## TASK DETAILS
Return the entire listing, word for word.

## DATASET CONTENT
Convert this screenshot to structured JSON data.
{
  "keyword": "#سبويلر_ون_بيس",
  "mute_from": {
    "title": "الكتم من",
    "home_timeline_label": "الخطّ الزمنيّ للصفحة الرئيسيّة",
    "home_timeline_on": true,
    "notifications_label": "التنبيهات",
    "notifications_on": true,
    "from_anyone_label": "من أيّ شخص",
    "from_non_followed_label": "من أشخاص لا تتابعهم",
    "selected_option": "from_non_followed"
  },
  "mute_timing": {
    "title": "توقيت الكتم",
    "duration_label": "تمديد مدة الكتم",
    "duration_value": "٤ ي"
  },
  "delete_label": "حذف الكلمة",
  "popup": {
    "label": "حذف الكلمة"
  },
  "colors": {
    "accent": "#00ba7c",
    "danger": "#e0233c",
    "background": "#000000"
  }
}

## EXERCISE ANSWER
Convert this screenshot to structured JSON data.
{
  "keyword": "#سبويلر_ون_بيس",
  "mute_from": {
    "title": "الكتم من",
    "home_timeline_label": "الخطّ الزمنيّ للصفحة الرئيسيّة",
    "home_timeline_on": true,
    "notifications_label": "التنبيهات",
    "notifications_on": true,
    "from_anyone_label": "من أيّ شخص",
    "from_non_followed_label": "من أشخاص لا تتابعهم",
    "selected_option": "from_non_followed"
  },
  "mute_timing": {
    "title": "توقيت الكتم",
    "duration_label": "تمديد مدة الكتم",
    "duration_value": "٤ ي"
  },
  "delete_label": "حذف الكلمة",
  "popup": {
    "label": "حذف الكلمة"
  },
  "colors": {
    "accent": "#00ba7c",
    "danger": "#e0233c",
    "background": "#000000"
  }
}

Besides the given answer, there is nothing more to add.